§ PROBLEM DETAILS
Please find the line that holds "Give me the" below and reproduce it, along with every line after it through the end, exactly and without pictures.

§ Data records
════

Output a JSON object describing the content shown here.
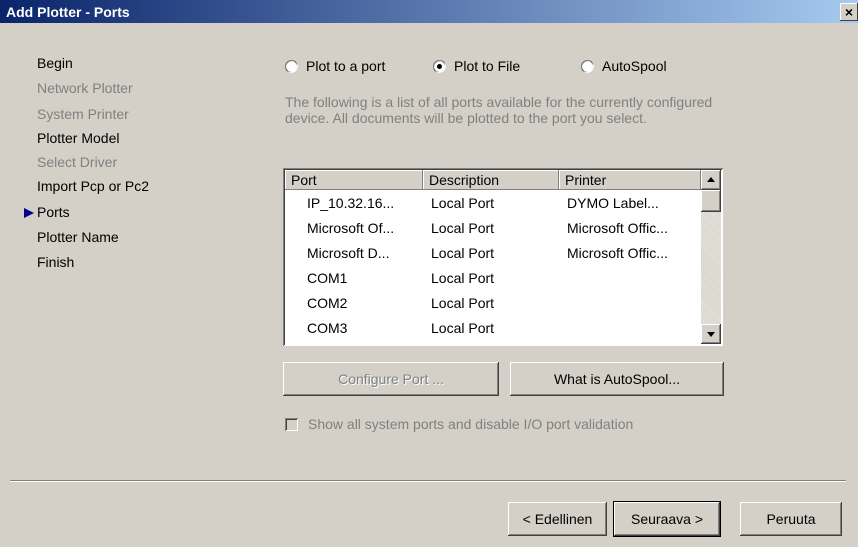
{
  "window": {
    "title": "Add Plotter - Ports",
    "close_label": "×"
  },
  "nav": {
    "items": [
      {
        "label": "Begin",
        "state": "done"
      },
      {
        "label": "Network Plotter",
        "state": "disabled"
      },
      {
        "label": "System Printer",
        "state": "disabled"
      },
      {
        "label": "Plotter Model",
        "state": "done"
      },
      {
        "label": "Select Driver",
        "state": "disabled"
      },
      {
        "label": "Import Pcp or Pc2",
        "state": "done"
      },
      {
        "label": "Ports",
        "state": "current"
      },
      {
        "label": "Plotter Name",
        "state": "pending"
      },
      {
        "label": "Finish",
        "state": "pending"
      }
    ]
  },
  "mode": {
    "options": [
      {
        "label": "Plot to a port",
        "checked": false
      },
      {
        "label": "Plot to File",
        "checked": true
      },
      {
        "label": "AutoSpool",
        "checked": false
      }
    ]
  },
  "description": "The following is a list of all ports available for the currently configured device. All documents will be plotted to the port you select.",
  "ports_table": {
    "columns": [
      "Port",
      "Description",
      "Printer"
    ],
    "rows": [
      [
        "IP_10.32.16...",
        "Local Port",
        "DYMO Label..."
      ],
      [
        "Microsoft Of...",
        "Local Port",
        "Microsoft Offic..."
      ],
      [
        "Microsoft D...",
        "Local Port",
        "Microsoft Offic..."
      ],
      [
        "COM1",
        "Local Port",
        ""
      ],
      [
        "COM2",
        "Local Port",
        ""
      ],
      [
        "COM3",
        "Local Port",
        ""
      ]
    ]
  },
  "buttons": {
    "configure_port": "Configure Port ...",
    "what_is_autospool": "What is AutoSpool...",
    "back": "< Edellinen",
    "next": "Seuraava >",
    "cancel": "Peruuta"
  },
  "show_all_ports": {
    "label": "Show all system ports and disable I/O port validation",
    "checked": false,
    "enabled": false
  }
}
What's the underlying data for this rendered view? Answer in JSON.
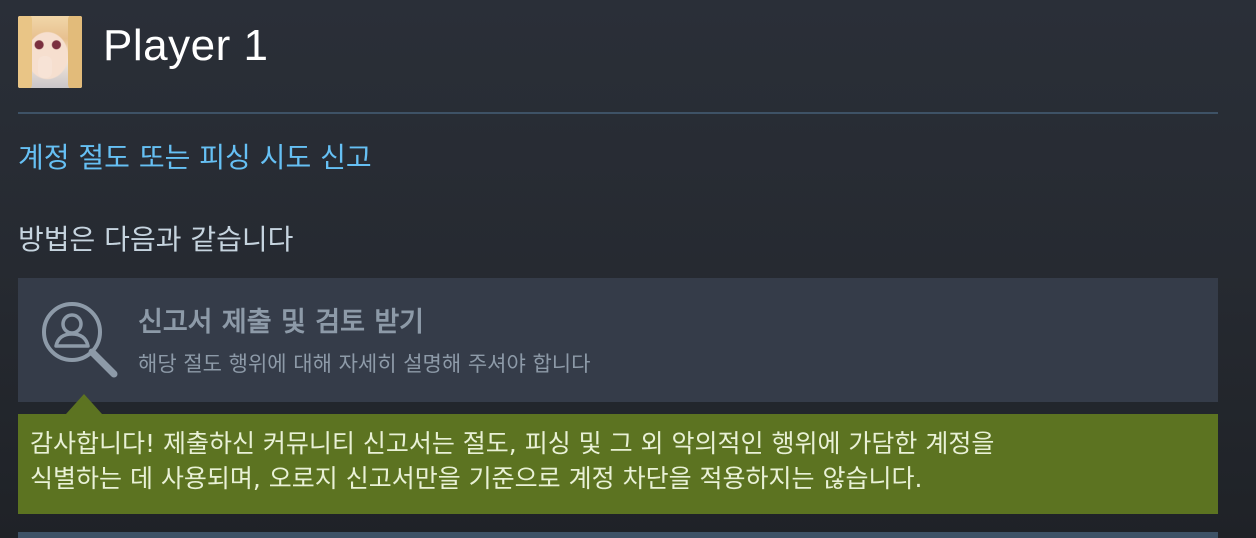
{
  "profile": {
    "name": "Player 1",
    "avatar_icon": "anime-avatar-image"
  },
  "report": {
    "link_label": "계정 절도 또는 피싱 시도 신고",
    "subheading": "방법은 다음과 같습니다"
  },
  "step": {
    "icon": "magnifier-user-icon",
    "title": "신고서 제출 및 검토 받기",
    "description": "해당 절도 행위에 대해 자세히 설명해 주셔야 합니다"
  },
  "confirmation": {
    "line1": "감사합니다! 제출하신 커뮤니티 신고서는 절도, 피싱 및 그 외 악의적인 행위에 가담한 계정을",
    "line2": "식별하는 데 사용되며, 오로지 신고서만을 기준으로 계정 차단을 적용하지는 않습니다."
  },
  "colors": {
    "link": "#66c0f4",
    "confirmation_bg": "#5c7321",
    "step_bg": "#353c49",
    "divider": "#3e5266"
  }
}
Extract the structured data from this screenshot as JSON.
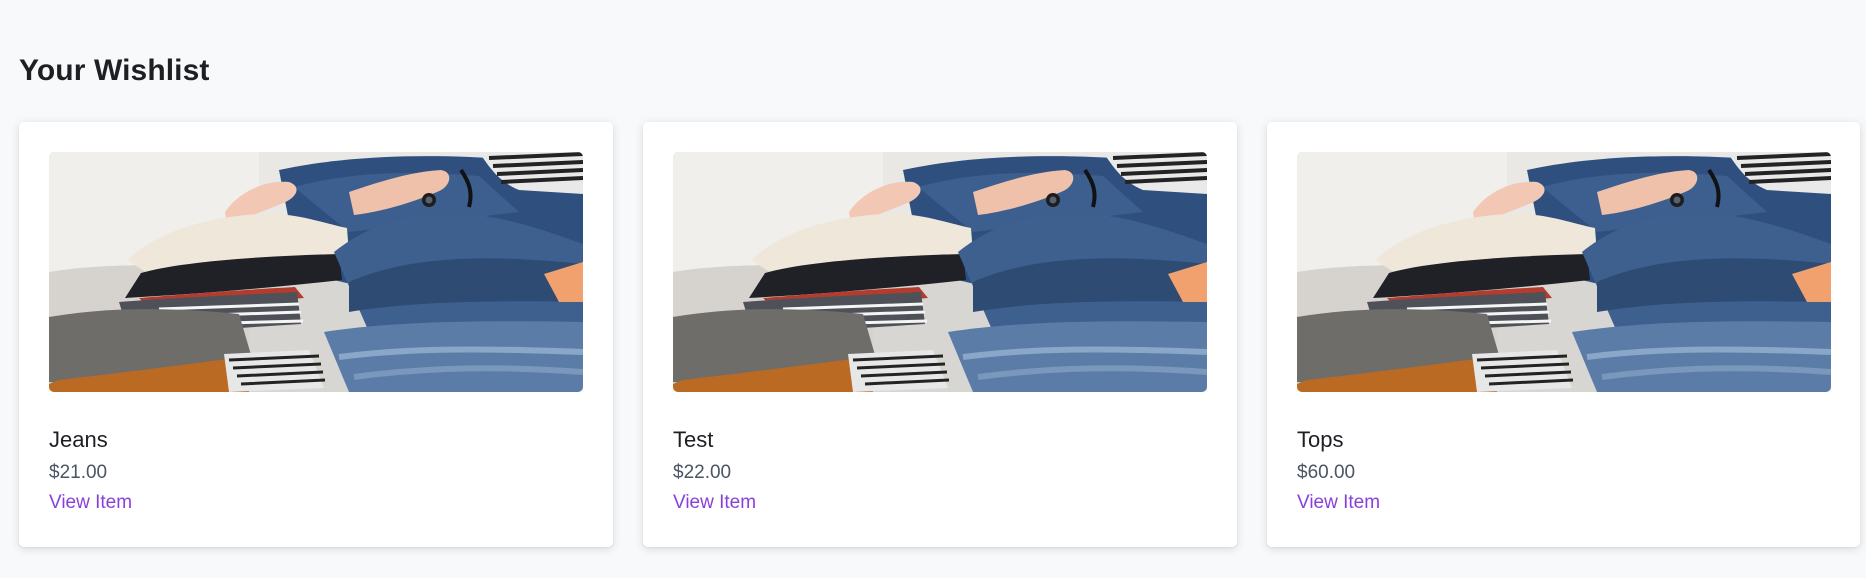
{
  "page": {
    "title": "Your Wishlist"
  },
  "wishlist": {
    "items": [
      {
        "name": "Jeans",
        "price": "$21.00",
        "link_label": "View Item"
      },
      {
        "name": "Test",
        "price": "$22.00",
        "link_label": "View Item"
      },
      {
        "name": "Tops",
        "price": "$60.00",
        "link_label": "View Item"
      }
    ]
  },
  "colors": {
    "background": "#f8f9fb",
    "card": "#ffffff",
    "link": "#8b3fd9",
    "price": "#4b5563",
    "heading": "#1d1f23"
  }
}
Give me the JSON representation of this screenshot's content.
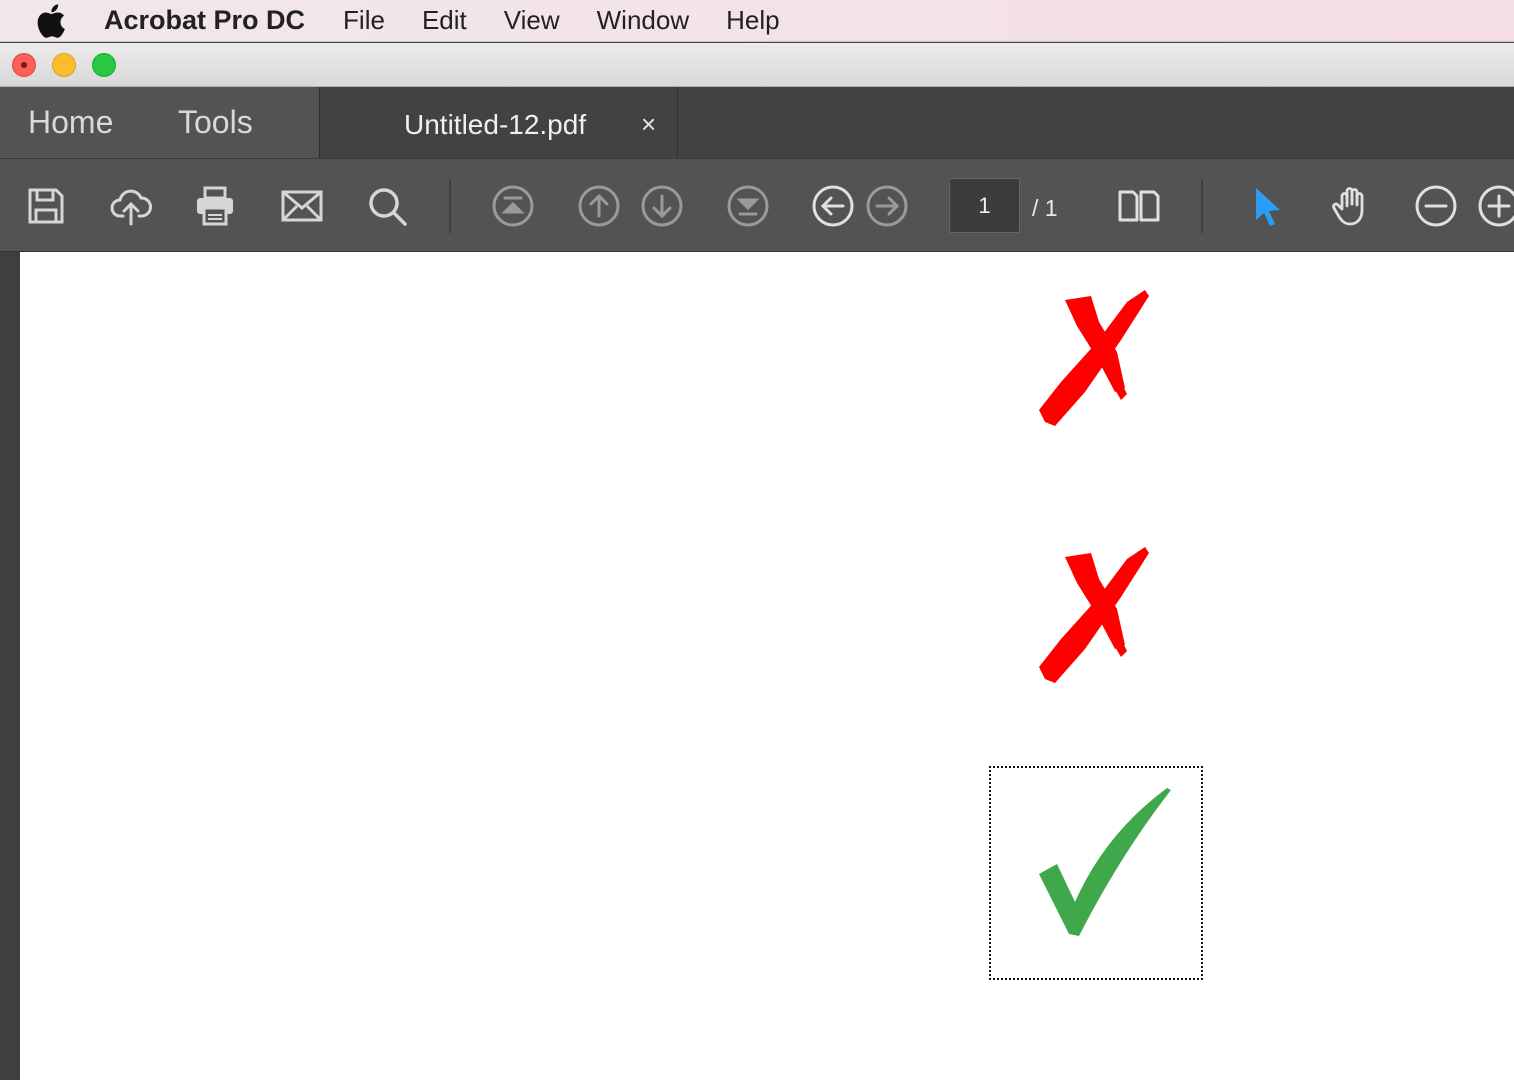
{
  "menubar": {
    "app_name": "Acrobat Pro DC",
    "items": [
      "File",
      "Edit",
      "View",
      "Window",
      "Help"
    ]
  },
  "tabs": {
    "home": "Home",
    "tools": "Tools",
    "document": "Untitled-12.pdf",
    "close_symbol": "×"
  },
  "toolbar": {
    "current_page": "1",
    "total_pages": "/ 1"
  },
  "colors": {
    "cross_mark": "#ff0000",
    "check_mark": "#3fa84a",
    "select_tool_active": "#2a9df4"
  },
  "icons": [
    "save-icon",
    "upload-cloud-icon",
    "print-icon",
    "email-icon",
    "search-icon",
    "first-page-icon",
    "previous-page-icon",
    "next-page-icon",
    "last-page-icon",
    "back-icon",
    "forward-icon",
    "page-view-icon",
    "select-cursor-icon",
    "hand-icon",
    "zoom-out-icon",
    "zoom-in-icon"
  ]
}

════

§ TASK ANSWER
Give me the JSON representation of this screenshot's content.
{
  "menubar": {
    "app_name": "Acrobat Pro DC",
    "items": [
      "File",
      "Edit",
      "View",
      "Window",
      "Help"
    ]
  },
  "tabs": {
    "home": "Home",
    "tools": "Tools",
    "document": "Untitled-12.pdf",
    "close_symbol": "×"
  },
  "toolbar": {
    "current_page": "1",
    "total_pages": "/ 1"
  },
  "colors": {
    "cross_mark": "#ff0000",
    "check_mark": "#3fa84a",
    "select_tool_active": "#2a9df4"
  },
  "icons": [
    "save-icon",
    "upload-cloud-icon",
    "print-icon",
    "email-icon",
    "search-icon",
    "first-page-icon",
    "previous-page-icon",
    "next-page-icon",
    "last-page-icon",
    "back-icon",
    "forward-icon",
    "page-view-icon",
    "select-cursor-icon",
    "hand-icon",
    "zoom-out-icon",
    "zoom-in-icon"
  ]
}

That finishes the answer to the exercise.